Component data from apps and pages:
# # # # # # #

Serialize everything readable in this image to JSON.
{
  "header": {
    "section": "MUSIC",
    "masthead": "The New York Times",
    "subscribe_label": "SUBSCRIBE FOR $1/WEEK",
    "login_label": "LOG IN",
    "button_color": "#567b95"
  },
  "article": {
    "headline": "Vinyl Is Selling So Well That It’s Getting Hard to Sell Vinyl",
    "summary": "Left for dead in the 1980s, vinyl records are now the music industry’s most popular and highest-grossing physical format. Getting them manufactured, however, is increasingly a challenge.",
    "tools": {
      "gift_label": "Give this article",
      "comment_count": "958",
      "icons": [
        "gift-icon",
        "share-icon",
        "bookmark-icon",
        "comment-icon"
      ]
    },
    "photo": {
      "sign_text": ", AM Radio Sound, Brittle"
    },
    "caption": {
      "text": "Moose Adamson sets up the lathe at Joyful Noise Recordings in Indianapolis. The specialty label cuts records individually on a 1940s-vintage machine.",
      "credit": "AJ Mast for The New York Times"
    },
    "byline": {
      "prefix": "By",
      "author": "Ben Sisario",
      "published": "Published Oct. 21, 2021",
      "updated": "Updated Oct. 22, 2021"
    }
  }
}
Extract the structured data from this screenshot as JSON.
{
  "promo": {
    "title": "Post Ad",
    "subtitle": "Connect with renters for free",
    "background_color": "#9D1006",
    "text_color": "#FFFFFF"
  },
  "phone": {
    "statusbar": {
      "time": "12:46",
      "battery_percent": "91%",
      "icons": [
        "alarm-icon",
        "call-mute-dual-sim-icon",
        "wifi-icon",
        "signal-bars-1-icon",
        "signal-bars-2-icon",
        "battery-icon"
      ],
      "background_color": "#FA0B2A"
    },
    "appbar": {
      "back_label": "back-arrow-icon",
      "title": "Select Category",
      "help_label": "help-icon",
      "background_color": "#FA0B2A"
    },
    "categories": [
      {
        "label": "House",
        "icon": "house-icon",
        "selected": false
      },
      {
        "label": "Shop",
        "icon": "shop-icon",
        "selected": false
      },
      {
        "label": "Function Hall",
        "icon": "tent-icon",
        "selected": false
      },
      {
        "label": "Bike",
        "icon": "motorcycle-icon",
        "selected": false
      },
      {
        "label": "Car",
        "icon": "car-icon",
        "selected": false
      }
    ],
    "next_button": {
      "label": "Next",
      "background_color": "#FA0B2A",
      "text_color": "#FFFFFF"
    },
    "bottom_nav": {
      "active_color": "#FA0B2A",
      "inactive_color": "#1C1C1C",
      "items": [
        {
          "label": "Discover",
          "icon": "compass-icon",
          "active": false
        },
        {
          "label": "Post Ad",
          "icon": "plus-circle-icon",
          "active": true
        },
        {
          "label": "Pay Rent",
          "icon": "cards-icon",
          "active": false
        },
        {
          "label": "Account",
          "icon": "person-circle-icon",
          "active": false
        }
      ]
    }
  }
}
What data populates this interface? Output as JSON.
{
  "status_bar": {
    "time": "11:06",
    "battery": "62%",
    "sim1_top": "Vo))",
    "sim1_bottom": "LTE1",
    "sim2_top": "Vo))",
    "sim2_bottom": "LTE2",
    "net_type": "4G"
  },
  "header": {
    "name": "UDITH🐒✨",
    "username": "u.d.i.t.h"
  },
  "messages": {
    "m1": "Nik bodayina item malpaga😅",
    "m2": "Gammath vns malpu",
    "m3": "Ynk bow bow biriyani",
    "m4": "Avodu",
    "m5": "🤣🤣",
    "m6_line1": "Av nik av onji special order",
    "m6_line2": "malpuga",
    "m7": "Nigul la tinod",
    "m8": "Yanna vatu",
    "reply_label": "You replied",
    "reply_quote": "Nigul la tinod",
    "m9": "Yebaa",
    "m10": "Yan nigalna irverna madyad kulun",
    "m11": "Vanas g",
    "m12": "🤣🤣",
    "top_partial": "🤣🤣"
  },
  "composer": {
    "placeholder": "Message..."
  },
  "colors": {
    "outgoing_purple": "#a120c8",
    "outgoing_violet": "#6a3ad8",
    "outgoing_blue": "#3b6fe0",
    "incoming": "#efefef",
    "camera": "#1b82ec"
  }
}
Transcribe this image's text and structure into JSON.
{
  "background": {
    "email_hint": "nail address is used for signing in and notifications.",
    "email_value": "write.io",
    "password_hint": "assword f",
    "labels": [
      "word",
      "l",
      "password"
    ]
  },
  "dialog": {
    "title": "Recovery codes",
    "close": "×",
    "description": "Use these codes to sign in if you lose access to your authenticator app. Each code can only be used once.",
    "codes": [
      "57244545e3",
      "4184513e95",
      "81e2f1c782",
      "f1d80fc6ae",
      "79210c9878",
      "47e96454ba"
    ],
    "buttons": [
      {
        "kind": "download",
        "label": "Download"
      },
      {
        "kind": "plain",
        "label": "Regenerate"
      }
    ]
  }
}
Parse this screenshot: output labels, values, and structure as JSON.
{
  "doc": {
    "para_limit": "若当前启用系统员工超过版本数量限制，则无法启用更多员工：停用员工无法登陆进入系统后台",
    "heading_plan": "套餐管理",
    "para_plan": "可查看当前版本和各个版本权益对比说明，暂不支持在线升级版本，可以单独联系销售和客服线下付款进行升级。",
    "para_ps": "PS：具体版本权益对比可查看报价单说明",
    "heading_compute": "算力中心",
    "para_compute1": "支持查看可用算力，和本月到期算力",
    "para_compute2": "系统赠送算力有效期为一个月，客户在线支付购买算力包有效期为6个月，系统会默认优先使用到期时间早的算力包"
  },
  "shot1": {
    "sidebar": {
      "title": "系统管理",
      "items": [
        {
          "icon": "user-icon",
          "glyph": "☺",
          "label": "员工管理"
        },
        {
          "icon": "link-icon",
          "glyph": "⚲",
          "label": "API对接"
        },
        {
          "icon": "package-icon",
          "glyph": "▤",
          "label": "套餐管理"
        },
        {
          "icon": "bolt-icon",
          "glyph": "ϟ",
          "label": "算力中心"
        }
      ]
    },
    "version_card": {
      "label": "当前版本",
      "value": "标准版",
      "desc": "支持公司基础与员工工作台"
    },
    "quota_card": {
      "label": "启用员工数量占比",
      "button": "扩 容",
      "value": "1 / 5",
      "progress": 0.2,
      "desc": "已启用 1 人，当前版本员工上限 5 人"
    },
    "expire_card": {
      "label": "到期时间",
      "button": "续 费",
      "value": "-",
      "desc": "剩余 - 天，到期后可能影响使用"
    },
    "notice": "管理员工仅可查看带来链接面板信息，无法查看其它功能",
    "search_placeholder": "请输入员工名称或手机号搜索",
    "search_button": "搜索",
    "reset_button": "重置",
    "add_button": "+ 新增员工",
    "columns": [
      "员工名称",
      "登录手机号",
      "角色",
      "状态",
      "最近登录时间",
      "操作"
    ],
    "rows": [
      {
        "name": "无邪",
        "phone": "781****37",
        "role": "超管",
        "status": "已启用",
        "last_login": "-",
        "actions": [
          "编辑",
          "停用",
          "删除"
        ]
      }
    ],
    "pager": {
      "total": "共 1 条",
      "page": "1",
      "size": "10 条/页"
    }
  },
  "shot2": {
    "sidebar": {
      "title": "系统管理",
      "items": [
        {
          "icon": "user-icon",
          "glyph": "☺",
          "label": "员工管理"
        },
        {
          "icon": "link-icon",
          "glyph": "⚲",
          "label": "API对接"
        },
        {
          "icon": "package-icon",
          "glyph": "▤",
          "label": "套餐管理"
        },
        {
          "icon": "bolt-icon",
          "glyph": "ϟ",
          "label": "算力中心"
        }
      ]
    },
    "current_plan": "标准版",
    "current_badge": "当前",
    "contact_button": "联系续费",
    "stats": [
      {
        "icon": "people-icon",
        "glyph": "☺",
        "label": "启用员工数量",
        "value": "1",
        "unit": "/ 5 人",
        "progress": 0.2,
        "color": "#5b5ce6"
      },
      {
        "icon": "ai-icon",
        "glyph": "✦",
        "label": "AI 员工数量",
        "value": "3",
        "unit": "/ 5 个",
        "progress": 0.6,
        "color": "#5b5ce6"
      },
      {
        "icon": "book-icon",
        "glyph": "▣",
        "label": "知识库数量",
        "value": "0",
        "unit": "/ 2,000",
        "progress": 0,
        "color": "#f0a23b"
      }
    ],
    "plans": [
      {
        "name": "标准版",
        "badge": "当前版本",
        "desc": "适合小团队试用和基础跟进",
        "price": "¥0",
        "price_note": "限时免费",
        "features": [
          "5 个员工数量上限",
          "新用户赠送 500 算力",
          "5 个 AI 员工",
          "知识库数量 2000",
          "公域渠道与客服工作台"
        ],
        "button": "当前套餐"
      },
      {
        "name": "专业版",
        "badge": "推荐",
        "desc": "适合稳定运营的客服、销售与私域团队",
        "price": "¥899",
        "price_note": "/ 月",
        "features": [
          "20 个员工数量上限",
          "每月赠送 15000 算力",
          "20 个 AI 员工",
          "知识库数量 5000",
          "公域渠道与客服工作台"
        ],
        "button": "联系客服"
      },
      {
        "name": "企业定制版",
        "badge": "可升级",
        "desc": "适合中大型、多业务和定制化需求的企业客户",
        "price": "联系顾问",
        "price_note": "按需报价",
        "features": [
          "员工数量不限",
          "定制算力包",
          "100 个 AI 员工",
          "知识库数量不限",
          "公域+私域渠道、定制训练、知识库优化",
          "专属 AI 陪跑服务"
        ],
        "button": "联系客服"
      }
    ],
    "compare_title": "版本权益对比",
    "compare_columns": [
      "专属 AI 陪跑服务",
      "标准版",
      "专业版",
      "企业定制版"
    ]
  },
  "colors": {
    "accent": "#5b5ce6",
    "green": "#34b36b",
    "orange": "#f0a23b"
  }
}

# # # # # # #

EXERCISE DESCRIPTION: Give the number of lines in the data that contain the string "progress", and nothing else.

TASK ANSWER: 4